You can help in the conservation and rehabilitation efforts – by planting native flora, creating habitats for wildlife and participating in citizen science projects and initiatives.

 

7. Help Wetland Wildlife

Much like the wetland vegetation, wetland wildlife too is exposed, fragile and susceptible. Turtles that live in the swampy wetlands are known to venture out, cross busy roads or polluted areas in search of suitable nesting sites. Similarly, snakes and bobtails too are known to sneak-out to bask in the sun during winter months. Accidents are common and animals get run over. It is also common for animals to get entangled and hurt in the plastic debris.

Animals sometimes venture into homes and gardens, looking for nesting sites or grounds to lay eggs. There are many ways in which we can help these animals, by looking out for them, helping them get to their destination and protecting their eggs or hatchlings.

Apart from the permanent wetland residents, some migratory birds use the wetlands for resources. The dwindling bush and fringing vegetation and the changing environmental conditions are posing a serious threat to all their lives.

 

8. Important Contact Information

It can be useful to locate and carry information on local bodies responsible for wildlife rescue, wetland rehabilitation and conservation work, and research organizations. This can be especially significant if you reside in an area close to wetlands. We encourage you to keep such information handy.

At the Wetlands Centre, we are involved in wetland conservation, rehabilitation, research and education work. We can be contacted through phone, our website or through our social channels. We welcome your messages.

 

9. Learn and Educate

Wetlands are fascinating worlds that open doorways to some interesting natural activity. Take the initiative to deep dive and learn about the wetlands – their mysteries and intricacies. While there are several avenues for learning, there are also avenues for teaching, educating and spreading awareness.

 

10. Participate and Volunteer
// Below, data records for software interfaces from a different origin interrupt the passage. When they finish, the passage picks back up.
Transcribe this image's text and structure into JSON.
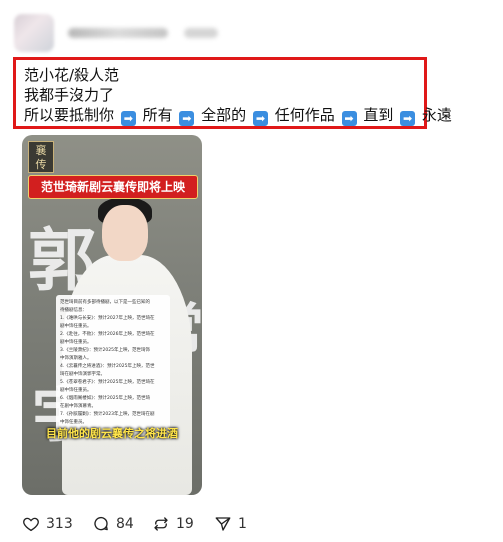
{
  "post": {
    "text_lines": [
      "范小花/殺人范",
      "我都手沒力了"
    ],
    "line3_parts": [
      "所以要抵制你",
      "所有",
      "全部的",
      "任何作品",
      "直到",
      "永遠"
    ],
    "arrow_glyph": "➡"
  },
  "media": {
    "logo_text": "襄\n传",
    "banner": "范世琦新剧云襄传即将上映",
    "big_chars": [
      "郭",
      "宇",
      "常"
    ],
    "list": [
      "范世琦目前有多部待播剧，以下是一些已知的",
      "待播剧信息：",
      "1.《难哄与长安》：预计2027年上映，范世琦在",
      "剧中饰任重员。",
      "2.《赴往，不败》：预计2026年上映，范世琦在",
      "剧中饰任重员。",
      "3.《兰陵萧纪》：预计2025年上映，范世琦饰",
      "中饰演斯雅人。",
      "4.《云襄传之将进酒》：预计2025年上映，范世",
      "琦在剧中饰演郭宇常。",
      "5.《苍翠卷君子》：预计2025年上映，范世琦在",
      "剧中饰任重员。",
      "6.《烟雨阁楼如》：预计2025年上映，范世琦",
      "在剧中饰演慕青。",
      "7.《孙膑履剿》：预计2023年上映，范世琦在剧",
      "中饰任重员。"
    ],
    "caption": "目前他的剧云襄传之将进酒"
  },
  "actions": {
    "likes": "313",
    "replies": "84",
    "reposts": "19",
    "shares": "1"
  },
  "colors": {
    "highlight_border": "#e01818",
    "arrow_bg": "#3b8ee0",
    "banner_bg": "#d21f1f"
  }
}
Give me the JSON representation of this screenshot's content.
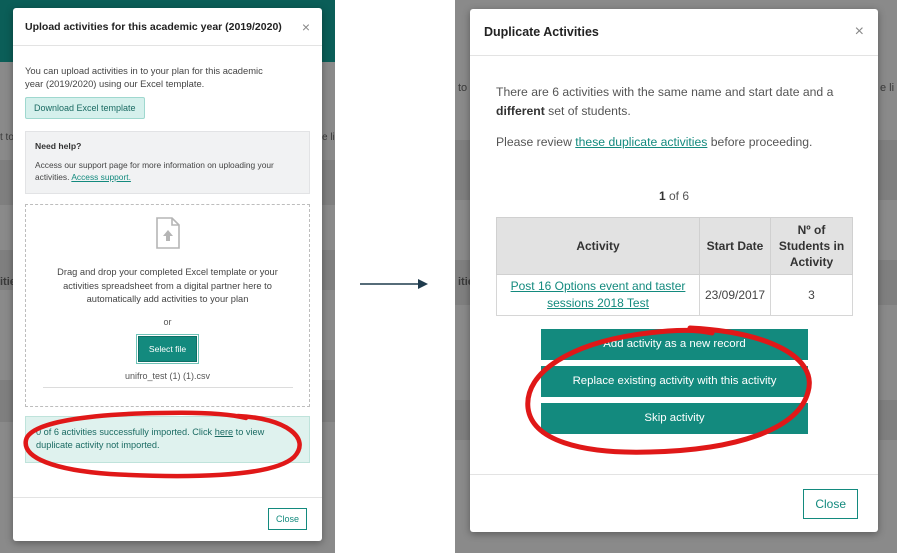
{
  "left_modal": {
    "title": "Upload activities for this academic year (2019/2020)",
    "close_glyph": "×",
    "intro": "You can upload activities in to your plan for this academic year (2019/2020) using our Excel template.",
    "download_button": "Download Excel template",
    "help": {
      "title": "Need help?",
      "text": "Access our support page for more information on uploading your activities.",
      "link": "Access support."
    },
    "drop": {
      "text": "Drag and drop your completed Excel template or your activities spreadsheet from a digital partner here to automatically add activities to your plan",
      "or": "or",
      "select_button": "Select file",
      "file_name": "unifro_test (1) (1).csv"
    },
    "result": {
      "text_before": "0 of 6 activities successfully imported. Click ",
      "link": "here",
      "text_after": " to view duplicate activity not imported."
    },
    "close_button": "Close"
  },
  "right_modal": {
    "title": "Duplicate Activities",
    "close_glyph": "×",
    "message_before": "There are 6 activities with the same name and start date and a ",
    "message_bold": "different",
    "message_after": " set of students.",
    "review_before": "Please review ",
    "review_link": "these duplicate activities",
    "review_after": " before proceeding.",
    "pager_current": "1",
    "pager_rest": " of 6",
    "table": {
      "headers": [
        "Activity",
        "Start Date",
        "Nº of Students in Activity"
      ],
      "row": {
        "activity": "Post 16 Options event and taster sessions 2018 Test",
        "start_date": "23/09/2017",
        "students": "3"
      }
    },
    "actions": {
      "add": "Add activity as a new record",
      "replace": "Replace existing activity with this activity",
      "skip": "Skip activity"
    },
    "close_button": "Close"
  },
  "background": {
    "left_frag_1": "t to",
    "left_frag_2": "itie",
    "left_frag_3": "e li",
    "right_frag_1": "to",
    "right_frag_2": "itie",
    "right_frag_3": "e li"
  },
  "colors": {
    "teal": "#138a7e",
    "dark_teal": "#0b5e58",
    "annotation_red": "#e01818"
  }
}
At “The Wetlands Centre Cockburn”, we are a warm, friendly, community-based organization. We are located in the heart of Beeliar Regional Park, in the vicinity of the beautiful Bibra Lake. Visit our centre nestled in nature. Take a look at what we do.

We run a range of educational programs all-year-round. We have a fantastic community outreach. And, our in-house nursery and Seed Propagation Areas (SPAs) are our pride and joy.

There is so much you can do! Come begin this journey with us and help us restore our wetlands for everyone to enjoy!